But I digress…
My point is that many women find it easy to put their health last on the priority list. There’s always one more email to answer before you head out for the night, one more call to return, a child who needs help with homework or a ride to practice, or some other demand that gets between us and our workout or us and our preparation of a healthy meal. Before long, we’re tired, stressed and less-equipped to cope with the demands of our pressure-filled lives.
But let’s stop and consider the effect that this “last on the list” placement we give ourselves has on our children. Maybe our girls learn that making time to hit the gym makes us “selfish” and that a good mom always sacrifices for the sake of her family. Maybe our boys come to expect that moms always put their own needs last (think about the ripple effect of that expectation when the women they love someday become mothers).
Still, there’s a further ripple I hadn’t considered – at least not until I read an op-ed about Hillary Clinton’s recent illness. The writer wrote: “It pains me to bring up the woman angle here, but you wonder whether a man would have overscheduled himself to the point of collapse.” The writer further adds that President Obama and former President Bush both recognized the value of rest and exercise, and goes on to imply that Clinton’s flat-out work pace and its companion lack of self-care has led some to question her fitness for the presidency, should she decide to pursue it.

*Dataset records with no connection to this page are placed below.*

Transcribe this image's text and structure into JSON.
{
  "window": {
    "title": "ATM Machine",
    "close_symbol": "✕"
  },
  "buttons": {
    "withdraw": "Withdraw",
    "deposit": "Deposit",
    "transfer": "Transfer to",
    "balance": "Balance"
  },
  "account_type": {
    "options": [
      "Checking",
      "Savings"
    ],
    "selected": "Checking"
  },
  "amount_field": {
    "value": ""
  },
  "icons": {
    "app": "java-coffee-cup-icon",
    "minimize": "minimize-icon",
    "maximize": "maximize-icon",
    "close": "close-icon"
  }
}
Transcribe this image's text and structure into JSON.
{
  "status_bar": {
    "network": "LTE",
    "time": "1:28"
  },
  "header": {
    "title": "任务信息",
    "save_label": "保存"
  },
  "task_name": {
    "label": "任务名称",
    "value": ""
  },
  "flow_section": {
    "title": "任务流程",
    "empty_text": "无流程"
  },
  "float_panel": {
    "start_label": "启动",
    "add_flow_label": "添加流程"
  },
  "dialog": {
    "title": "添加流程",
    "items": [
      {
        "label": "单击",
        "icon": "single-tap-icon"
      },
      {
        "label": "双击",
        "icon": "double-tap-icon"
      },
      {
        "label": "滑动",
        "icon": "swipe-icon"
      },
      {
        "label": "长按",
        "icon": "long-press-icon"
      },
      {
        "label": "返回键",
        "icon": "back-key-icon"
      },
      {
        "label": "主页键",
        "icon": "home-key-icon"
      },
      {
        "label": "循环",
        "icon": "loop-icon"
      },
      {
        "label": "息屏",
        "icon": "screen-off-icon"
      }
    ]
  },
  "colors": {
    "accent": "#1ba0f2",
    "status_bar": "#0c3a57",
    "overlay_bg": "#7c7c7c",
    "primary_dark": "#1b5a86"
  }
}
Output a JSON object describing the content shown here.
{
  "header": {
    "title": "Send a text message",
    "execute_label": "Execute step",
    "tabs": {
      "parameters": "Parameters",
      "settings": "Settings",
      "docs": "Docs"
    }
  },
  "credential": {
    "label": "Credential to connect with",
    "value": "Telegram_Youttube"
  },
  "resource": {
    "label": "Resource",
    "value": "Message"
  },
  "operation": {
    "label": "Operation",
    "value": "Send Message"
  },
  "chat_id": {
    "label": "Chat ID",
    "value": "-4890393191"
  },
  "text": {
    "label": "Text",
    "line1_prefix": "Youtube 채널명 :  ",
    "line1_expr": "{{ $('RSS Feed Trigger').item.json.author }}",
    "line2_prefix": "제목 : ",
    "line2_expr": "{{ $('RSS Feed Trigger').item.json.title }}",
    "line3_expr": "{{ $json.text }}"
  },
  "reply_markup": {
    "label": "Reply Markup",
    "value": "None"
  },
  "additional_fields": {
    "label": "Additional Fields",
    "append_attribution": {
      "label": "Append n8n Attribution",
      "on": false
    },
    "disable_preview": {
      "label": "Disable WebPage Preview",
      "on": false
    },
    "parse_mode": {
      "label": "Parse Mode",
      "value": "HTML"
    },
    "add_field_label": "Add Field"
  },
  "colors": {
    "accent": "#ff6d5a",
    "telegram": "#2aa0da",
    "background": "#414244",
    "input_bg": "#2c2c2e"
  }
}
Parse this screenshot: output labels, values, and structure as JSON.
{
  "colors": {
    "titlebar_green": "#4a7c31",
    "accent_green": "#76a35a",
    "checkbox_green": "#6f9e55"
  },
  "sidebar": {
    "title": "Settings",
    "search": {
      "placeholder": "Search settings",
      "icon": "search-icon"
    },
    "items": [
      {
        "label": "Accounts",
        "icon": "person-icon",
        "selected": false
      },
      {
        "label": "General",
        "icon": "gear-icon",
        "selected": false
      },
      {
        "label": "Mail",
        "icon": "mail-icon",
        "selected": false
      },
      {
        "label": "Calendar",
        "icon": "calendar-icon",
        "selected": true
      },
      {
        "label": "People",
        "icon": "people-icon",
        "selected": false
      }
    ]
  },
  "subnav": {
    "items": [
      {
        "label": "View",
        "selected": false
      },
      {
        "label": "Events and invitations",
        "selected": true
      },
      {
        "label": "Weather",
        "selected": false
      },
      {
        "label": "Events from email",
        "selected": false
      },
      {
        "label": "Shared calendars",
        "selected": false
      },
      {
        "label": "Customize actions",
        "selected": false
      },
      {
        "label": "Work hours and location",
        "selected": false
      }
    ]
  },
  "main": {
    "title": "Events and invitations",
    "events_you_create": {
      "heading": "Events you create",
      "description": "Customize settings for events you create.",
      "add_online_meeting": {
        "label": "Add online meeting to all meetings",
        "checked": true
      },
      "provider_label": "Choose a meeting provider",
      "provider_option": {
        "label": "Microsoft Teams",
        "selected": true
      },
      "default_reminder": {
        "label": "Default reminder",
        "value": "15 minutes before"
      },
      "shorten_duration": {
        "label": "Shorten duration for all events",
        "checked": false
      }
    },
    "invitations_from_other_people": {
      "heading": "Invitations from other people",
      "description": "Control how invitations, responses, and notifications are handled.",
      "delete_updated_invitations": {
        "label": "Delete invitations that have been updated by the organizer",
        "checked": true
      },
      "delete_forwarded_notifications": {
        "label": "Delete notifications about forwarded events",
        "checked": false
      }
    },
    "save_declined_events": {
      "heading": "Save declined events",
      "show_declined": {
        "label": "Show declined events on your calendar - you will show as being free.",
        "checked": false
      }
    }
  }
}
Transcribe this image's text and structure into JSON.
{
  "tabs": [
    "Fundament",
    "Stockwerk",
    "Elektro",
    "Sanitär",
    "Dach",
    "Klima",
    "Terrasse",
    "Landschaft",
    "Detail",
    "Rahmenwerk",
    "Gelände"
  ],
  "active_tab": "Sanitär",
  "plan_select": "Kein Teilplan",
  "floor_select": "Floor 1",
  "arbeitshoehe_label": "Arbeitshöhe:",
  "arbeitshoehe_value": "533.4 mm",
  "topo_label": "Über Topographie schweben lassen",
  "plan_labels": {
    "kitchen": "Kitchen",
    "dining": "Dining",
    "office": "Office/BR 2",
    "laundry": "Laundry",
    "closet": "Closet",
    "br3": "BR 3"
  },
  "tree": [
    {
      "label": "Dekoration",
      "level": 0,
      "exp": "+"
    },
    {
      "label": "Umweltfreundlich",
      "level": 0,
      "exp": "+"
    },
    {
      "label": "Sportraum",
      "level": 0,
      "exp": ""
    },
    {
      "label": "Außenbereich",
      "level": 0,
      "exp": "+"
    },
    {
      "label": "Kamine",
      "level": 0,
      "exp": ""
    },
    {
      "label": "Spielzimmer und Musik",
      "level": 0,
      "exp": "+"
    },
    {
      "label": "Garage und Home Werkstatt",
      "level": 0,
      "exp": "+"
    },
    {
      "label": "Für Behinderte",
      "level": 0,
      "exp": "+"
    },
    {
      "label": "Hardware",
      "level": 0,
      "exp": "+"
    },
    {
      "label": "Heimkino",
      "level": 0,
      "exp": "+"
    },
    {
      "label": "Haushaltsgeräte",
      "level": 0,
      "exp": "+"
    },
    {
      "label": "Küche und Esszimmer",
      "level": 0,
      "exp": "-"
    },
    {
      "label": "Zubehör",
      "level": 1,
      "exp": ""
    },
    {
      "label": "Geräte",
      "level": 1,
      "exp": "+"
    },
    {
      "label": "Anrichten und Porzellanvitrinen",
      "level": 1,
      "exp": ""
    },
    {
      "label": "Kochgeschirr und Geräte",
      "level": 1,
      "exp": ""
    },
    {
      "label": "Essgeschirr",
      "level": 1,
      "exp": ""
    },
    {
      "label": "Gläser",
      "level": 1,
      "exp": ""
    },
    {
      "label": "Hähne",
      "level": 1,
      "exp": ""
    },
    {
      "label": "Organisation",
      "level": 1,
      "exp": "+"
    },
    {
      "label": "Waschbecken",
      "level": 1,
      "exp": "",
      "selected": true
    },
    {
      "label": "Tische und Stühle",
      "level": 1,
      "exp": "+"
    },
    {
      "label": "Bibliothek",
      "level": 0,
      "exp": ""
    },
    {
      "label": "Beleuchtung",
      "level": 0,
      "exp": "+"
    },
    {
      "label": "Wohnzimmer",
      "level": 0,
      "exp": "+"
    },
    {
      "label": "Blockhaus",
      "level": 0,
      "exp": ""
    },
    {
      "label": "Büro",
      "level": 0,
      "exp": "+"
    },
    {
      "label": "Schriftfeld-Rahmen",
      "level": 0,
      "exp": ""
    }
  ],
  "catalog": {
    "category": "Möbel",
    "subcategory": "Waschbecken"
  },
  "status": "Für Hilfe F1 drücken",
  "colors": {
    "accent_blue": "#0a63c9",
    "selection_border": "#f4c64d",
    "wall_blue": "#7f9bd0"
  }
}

It’s no secret to most women — especially women who work in traditionally male-dominated fields — that they often need to work harder to achieve a particular level of career success. That’s why I have to admit it’s an interesting and disturbing twist to see Clinton being judged in the context of self-care as an indicator of potential success. Are healthy habits (or lack thereof) the next way that women are going to be judged professionally?
What do you think? Is caring for yourself at the top or bottom of your list when life gets hectic?